◆ **Task**: Extract all data as written.
[Available data Boundary: Start]
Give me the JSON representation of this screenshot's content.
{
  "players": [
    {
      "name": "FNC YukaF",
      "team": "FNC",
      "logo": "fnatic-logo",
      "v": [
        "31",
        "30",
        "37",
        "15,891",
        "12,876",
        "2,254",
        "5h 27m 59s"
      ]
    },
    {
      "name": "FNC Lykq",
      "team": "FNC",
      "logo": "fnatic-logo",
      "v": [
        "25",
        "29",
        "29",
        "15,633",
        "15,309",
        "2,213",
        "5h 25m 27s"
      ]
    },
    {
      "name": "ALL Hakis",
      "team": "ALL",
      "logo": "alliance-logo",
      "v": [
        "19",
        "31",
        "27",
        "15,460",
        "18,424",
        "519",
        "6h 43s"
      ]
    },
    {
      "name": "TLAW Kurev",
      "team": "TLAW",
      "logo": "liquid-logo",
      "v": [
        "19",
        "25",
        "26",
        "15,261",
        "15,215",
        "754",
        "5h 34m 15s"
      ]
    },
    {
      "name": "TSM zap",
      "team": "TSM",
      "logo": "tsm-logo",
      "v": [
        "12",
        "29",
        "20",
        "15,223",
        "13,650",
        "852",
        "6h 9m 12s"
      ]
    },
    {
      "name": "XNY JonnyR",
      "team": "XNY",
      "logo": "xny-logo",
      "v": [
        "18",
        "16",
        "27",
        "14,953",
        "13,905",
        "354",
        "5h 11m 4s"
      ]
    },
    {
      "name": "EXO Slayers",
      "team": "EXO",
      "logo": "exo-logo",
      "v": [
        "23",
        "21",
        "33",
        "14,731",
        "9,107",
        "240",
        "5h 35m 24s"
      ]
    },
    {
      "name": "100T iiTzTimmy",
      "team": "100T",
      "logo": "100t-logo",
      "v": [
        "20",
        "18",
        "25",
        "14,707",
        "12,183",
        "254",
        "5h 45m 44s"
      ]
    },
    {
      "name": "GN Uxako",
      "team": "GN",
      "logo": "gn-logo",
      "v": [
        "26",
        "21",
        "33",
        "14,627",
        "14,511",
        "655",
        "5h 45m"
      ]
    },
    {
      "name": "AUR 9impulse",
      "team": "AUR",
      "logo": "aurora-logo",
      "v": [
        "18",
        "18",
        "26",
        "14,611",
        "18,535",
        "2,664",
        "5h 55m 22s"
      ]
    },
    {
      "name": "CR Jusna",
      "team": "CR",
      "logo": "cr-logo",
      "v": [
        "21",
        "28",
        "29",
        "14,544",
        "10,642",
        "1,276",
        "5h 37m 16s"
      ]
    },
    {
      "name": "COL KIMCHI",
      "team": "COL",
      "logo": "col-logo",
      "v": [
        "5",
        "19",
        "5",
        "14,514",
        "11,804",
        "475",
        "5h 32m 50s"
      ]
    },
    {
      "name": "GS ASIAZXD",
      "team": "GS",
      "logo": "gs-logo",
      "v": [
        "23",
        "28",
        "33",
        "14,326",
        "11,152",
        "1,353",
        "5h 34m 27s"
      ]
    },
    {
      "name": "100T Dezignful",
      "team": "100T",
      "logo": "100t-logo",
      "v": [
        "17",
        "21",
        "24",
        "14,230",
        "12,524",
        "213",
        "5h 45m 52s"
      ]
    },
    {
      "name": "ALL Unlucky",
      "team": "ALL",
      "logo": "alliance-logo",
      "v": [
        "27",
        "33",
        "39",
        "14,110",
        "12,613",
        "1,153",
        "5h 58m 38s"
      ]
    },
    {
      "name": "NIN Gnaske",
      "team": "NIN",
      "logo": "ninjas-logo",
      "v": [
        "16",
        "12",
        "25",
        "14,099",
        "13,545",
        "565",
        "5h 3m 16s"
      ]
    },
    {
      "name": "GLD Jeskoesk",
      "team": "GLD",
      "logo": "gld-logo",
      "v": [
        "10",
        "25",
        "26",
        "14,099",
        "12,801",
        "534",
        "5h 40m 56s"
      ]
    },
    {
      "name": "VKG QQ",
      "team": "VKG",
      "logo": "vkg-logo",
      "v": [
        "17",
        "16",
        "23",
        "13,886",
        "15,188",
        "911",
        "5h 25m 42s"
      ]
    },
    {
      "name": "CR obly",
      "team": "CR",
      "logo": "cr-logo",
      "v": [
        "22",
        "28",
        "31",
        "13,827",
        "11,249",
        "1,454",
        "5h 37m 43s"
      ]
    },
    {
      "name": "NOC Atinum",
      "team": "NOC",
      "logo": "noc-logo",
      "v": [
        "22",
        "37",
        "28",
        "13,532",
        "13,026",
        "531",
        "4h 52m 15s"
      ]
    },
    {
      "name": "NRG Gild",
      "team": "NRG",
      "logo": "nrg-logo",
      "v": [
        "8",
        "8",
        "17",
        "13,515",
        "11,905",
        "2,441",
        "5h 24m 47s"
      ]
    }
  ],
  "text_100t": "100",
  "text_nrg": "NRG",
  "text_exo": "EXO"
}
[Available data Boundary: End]
◆ **Expected output**:
Give me the JSON representation of this screenshot's content.
{
  "players": [
    {
      "name": "FNC YukaF",
      "team": "FNC",
      "logo": "fnatic-logo",
      "v": [
        "31",
        "30",
        "37",
        "15,891",
        "12,876",
        "2,254",
        "5h 27m 59s"
      ]
    },
    {
      "name": "FNC Lykq",
      "team": "FNC",
      "logo": "fnatic-logo",
      "v": [
        "25",
        "29",
        "29",
        "15,633",
        "15,309",
        "2,213",
        "5h 25m 27s"
      ]
    },
    {
      "name": "ALL Hakis",
      "team": "ALL",
      "logo": "alliance-logo",
      "v": [
        "19",
        "31",
        "27",
        "15,460",
        "18,424",
        "519",
        "6h 43s"
      ]
    },
    {
      "name": "TLAW Kurev",
      "team": "TLAW",
      "logo": "liquid-logo",
      "v": [
        "19",
        "25",
        "26",
        "15,261",
        "15,215",
        "754",
        "5h 34m 15s"
      ]
    },
    {
      "name": "TSM zap",
      "team": "TSM",
      "logo": "tsm-logo",
      "v": [
        "12",
        "29",
        "20",
        "15,223",
        "13,650",
        "852",
        "6h 9m 12s"
      ]
    },
    {
      "name": "XNY JonnyR",
      "team": "XNY",
      "logo": "xny-logo",
      "v": [
        "18",
        "16",
        "27",
        "14,953",
        "13,905",
        "354",
        "5h 11m 4s"
      ]
    },
    {
      "name": "EXO Slayers",
      "team": "EXO",
      "logo": "exo-logo",
      "v": [
        "23",
        "21",
        "33",
        "14,731",
        "9,107",
        "240",
        "5h 35m 24s"
      ]
    },
    {
      "name": "100T iiTzTimmy",
      "team": "100T",
      "logo": "100t-logo",
      "v": [
        "20",
        "18",
        "25",
        "14,707",
        "12,183",
        "254",
        "5h 45m 44s"
      ]
    },
    {
      "name": "GN Uxako",
      "team": "GN",
      "logo": "gn-logo",
      "v": [
        "26",
        "21",
        "33",
        "14,627",
        "14,511",
        "655",
        "5h 45m"
      ]
    },
    {
      "name": "AUR 9impulse",
      "team": "AUR",
      "logo": "aurora-logo",
      "v": [
        "18",
        "18",
        "26",
        "14,611",
        "18,535",
        "2,664",
        "5h 55m 22s"
      ]
    },
    {
      "name": "CR Jusna",
      "team": "CR",
      "logo": "cr-logo",
      "v": [
        "21",
        "28",
        "29",
        "14,544",
        "10,642",
        "1,276",
        "5h 37m 16s"
      ]
    },
    {
      "name": "COL KIMCHI",
      "team": "COL",
      "logo": "col-logo",
      "v": [
        "5",
        "19",
        "5",
        "14,514",
        "11,804",
        "475",
        "5h 32m 50s"
      ]
    },
    {
      "name": "GS ASIAZXD",
      "team": "GS",
      "logo": "gs-logo",
      "v": [
        "23",
        "28",
        "33",
        "14,326",
        "11,152",
        "1,353",
        "5h 34m 27s"
      ]
    },
    {
      "name": "100T Dezignful",
      "team": "100T",
      "logo": "100t-logo",
      "v": [
        "17",
        "21",
        "24",
        "14,230",
        "12,524",
        "213",
        "5h 45m 52s"
      ]
    },
    {
      "name": "ALL Unlucky",
      "team": "ALL",
      "logo": "alliance-logo",
      "v": [
        "27",
        "33",
        "39",
        "14,110",
        "12,613",
        "1,153",
        "5h 58m 38s"
      ]
    },
    {
      "name": "NIN Gnaske",
      "team": "NIN",
      "logo": "ninjas-logo",
      "v": [
        "16",
        "12",
        "25",
        "14,099",
        "13,545",
        "565",
        "5h 3m 16s"
      ]
    },
    {
      "name": "GLD Jeskoesk",
      "team": "GLD",
      "logo": "gld-logo",
      "v": [
        "10",
        "25",
        "26",
        "14,099",
        "12,801",
        "534",
        "5h 40m 56s"
      ]
    },
    {
      "name": "VKG QQ",
      "team": "VKG",
      "logo": "vkg-logo",
      "v": [
        "17",
        "16",
        "23",
        "13,886",
        "15,188",
        "911",
        "5h 25m 42s"
      ]
    },
    {
      "name": "CR obly",
      "team": "CR",
      "logo": "cr-logo",
      "v": [
        "22",
        "28",
        "31",
        "13,827",
        "11,249",
        "1,454",
        "5h 37m 43s"
      ]
    },
    {
      "name": "NOC Atinum",
      "team": "NOC",
      "logo": "noc-logo",
      "v": [
        "22",
        "37",
        "28",
        "13,532",
        "13,026",
        "531",
        "4h 52m 15s"
      ]
    },
    {
      "name": "NRG Gild",
      "team": "NRG",
      "logo": "nrg-logo",
      "v": [
        "8",
        "8",
        "17",
        "13,515",
        "11,905",
        "2,441",
        "5h 24m 47s"
      ]
    }
  ],
  "text_100t": "100",
  "text_nrg": "NRG",
  "text_exo": "EXO"
}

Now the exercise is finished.